(Items listed in a dataset)

* * *

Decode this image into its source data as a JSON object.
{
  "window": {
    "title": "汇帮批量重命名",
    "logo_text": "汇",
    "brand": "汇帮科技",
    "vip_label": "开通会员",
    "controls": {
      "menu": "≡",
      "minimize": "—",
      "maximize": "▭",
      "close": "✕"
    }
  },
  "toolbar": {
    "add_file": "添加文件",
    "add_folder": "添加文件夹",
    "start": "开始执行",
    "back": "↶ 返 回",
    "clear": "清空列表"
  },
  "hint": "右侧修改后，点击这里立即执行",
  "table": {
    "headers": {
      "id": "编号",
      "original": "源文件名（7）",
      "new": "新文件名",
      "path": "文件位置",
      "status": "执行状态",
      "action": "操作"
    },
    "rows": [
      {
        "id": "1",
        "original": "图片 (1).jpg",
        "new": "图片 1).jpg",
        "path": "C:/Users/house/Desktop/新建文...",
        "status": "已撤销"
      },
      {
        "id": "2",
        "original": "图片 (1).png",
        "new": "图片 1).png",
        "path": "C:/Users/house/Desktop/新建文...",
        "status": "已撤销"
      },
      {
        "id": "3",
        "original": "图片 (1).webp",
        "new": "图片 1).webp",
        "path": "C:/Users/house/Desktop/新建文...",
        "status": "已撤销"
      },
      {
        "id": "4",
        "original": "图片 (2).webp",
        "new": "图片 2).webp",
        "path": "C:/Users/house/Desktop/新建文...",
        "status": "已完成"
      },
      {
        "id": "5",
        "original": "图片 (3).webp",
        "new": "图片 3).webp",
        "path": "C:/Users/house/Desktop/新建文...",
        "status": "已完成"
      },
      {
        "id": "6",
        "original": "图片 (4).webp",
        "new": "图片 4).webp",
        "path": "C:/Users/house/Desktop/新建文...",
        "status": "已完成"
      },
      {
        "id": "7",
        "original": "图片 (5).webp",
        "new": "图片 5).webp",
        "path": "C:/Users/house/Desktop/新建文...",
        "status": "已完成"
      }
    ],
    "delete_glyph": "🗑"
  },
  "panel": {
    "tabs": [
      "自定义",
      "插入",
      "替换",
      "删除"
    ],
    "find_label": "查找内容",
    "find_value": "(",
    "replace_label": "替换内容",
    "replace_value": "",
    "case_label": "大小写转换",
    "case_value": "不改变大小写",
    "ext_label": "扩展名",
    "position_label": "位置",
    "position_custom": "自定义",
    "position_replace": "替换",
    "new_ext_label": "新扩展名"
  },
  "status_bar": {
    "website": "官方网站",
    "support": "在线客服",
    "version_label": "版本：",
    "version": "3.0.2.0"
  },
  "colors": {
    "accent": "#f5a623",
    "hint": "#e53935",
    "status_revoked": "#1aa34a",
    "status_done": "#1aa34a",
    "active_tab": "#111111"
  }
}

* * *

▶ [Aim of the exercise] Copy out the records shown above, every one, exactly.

▶ [Output]
Decode this image into its source data as a JSON object.
{
  "window": {
    "title": "汇帮批量重命名",
    "logo_text": "汇",
    "brand": "汇帮科技",
    "vip_label": "开通会员",
    "controls": {
      "menu": "≡",
      "minimize": "—",
      "maximize": "▭",
      "close": "✕"
    }
  },
  "toolbar": {
    "add_file": "添加文件",
    "add_folder": "添加文件夹",
    "start": "开始执行",
    "back": "↶ 返 回",
    "clear": "清空列表"
  },
  "hint": "右侧修改后，点击这里立即执行",
  "table": {
    "headers": {
      "id": "编号",
      "original": "源文件名（7）",
      "new": "新文件名",
      "path": "文件位置",
      "status": "执行状态",
      "action": "操作"
    },
    "rows": [
      {
        "id": "1",
        "original": "图片 (1).jpg",
        "new": "图片 1).jpg",
        "path": "C:/Users/house/Desktop/新建文...",
        "status": "已撤销"
      },
      {
        "id": "2",
        "original": "图片 (1).png",
        "new": "图片 1).png",
        "path": "C:/Users/house/Desktop/新建文...",
        "status": "已撤销"
      },
      {
        "id": "3",
        "original": "图片 (1).webp",
        "new": "图片 1).webp",
        "path": "C:/Users/house/Desktop/新建文...",
        "status": "已撤销"
      },
      {
        "id": "4",
        "original": "图片 (2).webp",
        "new": "图片 2).webp",
        "path": "C:/Users/house/Desktop/新建文...",
        "status": "已完成"
      },
      {
        "id": "5",
        "original": "图片 (3).webp",
        "new": "图片 3).webp",
        "path": "C:/Users/house/Desktop/新建文...",
        "status": "已完成"
      },
      {
        "id": "6",
        "original": "图片 (4).webp",
        "new": "图片 4).webp",
        "path": "C:/Users/house/Desktop/新建文...",
        "status": "已完成"
      },
      {
        "id": "7",
        "original": "图片 (5).webp",
        "new": "图片 5).webp",
        "path": "C:/Users/house/Desktop/新建文...",
        "status": "已完成"
      }
    ],
    "delete_glyph": "🗑"
  },
  "panel": {
    "tabs": [
      "自定义",
      "插入",
      "替换",
      "删除"
    ],
    "find_label": "查找内容",
    "find_value": "(",
    "replace_label": "替换内容",
    "replace_value": "",
    "case_label": "大小写转换",
    "case_value": "不改变大小写",
    "ext_label": "扩展名",
    "position_label": "位置",
    "position_custom": "自定义",
    "position_replace": "替换",
    "new_ext_label": "新扩展名"
  },
  "status_bar": {
    "website": "官方网站",
    "support": "在线客服",
    "version_label": "版本：",
    "version": "3.0.2.0"
  },
  "colors": {
    "accent": "#f5a623",
    "hint": "#e53935",
    "status_revoked": "#1aa34a",
    "status_done": "#1aa34a",
    "active_tab": "#111111"
  }
}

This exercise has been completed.